The strategic choices for XL for 1995 have been formulated as follows:


The books and genres in demand were established by means of a survey carried out among officials employed at public libraries and among the registered customers of NLBB. This demand was subsequently set against the supply available from existing commercial publishers and in this way, it became possible to draw up the criteria for the XL list.

In the XL list, attention is mainly focused on literary and current publications. By maintaining good contact with the regular black print publishers the company strives for priority in acquiring new titles by known authors for production in large print.


The large print books are sold to public libraries in the Netherlands. For giving notice of the publication of new titles, for collecting orders and distributing the large-print books to the public l ibraries, use is made of the umbrella organizations responsible for the supply of library materials to the public library facilities in the Netherlands. 1995 will also see the delivery of books publi shed by XL to public libraries in Belgium for the first time. Sales to individuals via the regular book shops promise to become possible in the near future.


In order to meet the requirements of the public libraries, all the books are published bound in hardcover. Research findings motivated the choice in favour of an 18 point Mingon type face. The price of a book in large print varies, depending on the number of pages, between f. 35 and f. 50.

All production activities except for the actual book binding, such as scanning the text, correction work, printing and gathering are carried out by XL. The bi-coloured cover especially designed for X L and which projects a literary effect is also printed by the firm itself.

The production equipment consists at present of:

The company is staffed by:


Between August 1994 and February 1995, some 38 titles were published by XL and 7,610 copies were sold.
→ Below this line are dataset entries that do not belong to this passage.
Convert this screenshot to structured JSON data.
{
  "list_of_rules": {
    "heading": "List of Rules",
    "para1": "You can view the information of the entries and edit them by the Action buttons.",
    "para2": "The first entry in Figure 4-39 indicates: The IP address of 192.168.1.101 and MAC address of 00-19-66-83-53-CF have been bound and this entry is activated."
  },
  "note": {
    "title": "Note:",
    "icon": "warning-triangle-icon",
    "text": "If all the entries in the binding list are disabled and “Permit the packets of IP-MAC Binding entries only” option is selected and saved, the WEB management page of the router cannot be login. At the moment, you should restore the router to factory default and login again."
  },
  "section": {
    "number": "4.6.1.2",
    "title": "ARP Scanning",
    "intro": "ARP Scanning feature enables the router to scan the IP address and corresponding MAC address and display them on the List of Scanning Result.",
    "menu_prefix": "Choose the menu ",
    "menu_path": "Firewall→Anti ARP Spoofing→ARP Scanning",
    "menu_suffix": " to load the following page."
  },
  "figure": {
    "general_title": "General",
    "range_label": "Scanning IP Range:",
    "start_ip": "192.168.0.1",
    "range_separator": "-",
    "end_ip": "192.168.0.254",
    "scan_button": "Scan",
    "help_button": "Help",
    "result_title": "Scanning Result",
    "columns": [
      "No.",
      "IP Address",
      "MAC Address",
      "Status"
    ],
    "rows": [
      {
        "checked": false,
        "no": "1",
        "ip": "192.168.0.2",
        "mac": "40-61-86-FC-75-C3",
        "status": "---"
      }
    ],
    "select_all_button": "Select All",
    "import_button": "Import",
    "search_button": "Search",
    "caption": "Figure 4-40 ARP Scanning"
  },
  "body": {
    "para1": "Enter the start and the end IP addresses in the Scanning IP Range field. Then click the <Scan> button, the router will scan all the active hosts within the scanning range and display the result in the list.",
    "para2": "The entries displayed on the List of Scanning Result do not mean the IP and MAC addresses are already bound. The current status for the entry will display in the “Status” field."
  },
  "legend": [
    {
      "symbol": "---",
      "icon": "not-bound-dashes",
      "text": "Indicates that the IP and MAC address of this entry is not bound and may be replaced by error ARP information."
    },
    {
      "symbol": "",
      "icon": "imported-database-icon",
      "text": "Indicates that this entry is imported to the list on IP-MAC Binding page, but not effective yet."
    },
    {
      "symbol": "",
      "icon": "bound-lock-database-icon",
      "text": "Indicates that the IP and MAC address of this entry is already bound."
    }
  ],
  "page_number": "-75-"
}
The responses from the public libraries with respect to the selection of titles and product pres entation have hitherto been positive. In 1995, XL will publish a total of one hundred titles designated for public libraries and sales are looked forward to of around 25,000 copies.


The aim of the NLBB is to add Braille and black print books which have already been produced digitally to XL's publication list.

A file type independent of lay-out will have to be sought in cooperation with the XL and other black print publishers in which texts can be saved digitally and subsequently printed out, depending on the output desired (braille, disk, black print, large print).

The NLBB already makes use of the files scanned by XL for producing books in braille.

A digital archive, once accumulated can be used in the future, with the help of digital laser printers, to print large print books on request. 'Printing on demand', in which customers can place order s for large-print books will then become reality.

In the coming years, therefore, the focus will be mainly directed at acquiring the digital information storage media used by the regular publishers in the production of their books.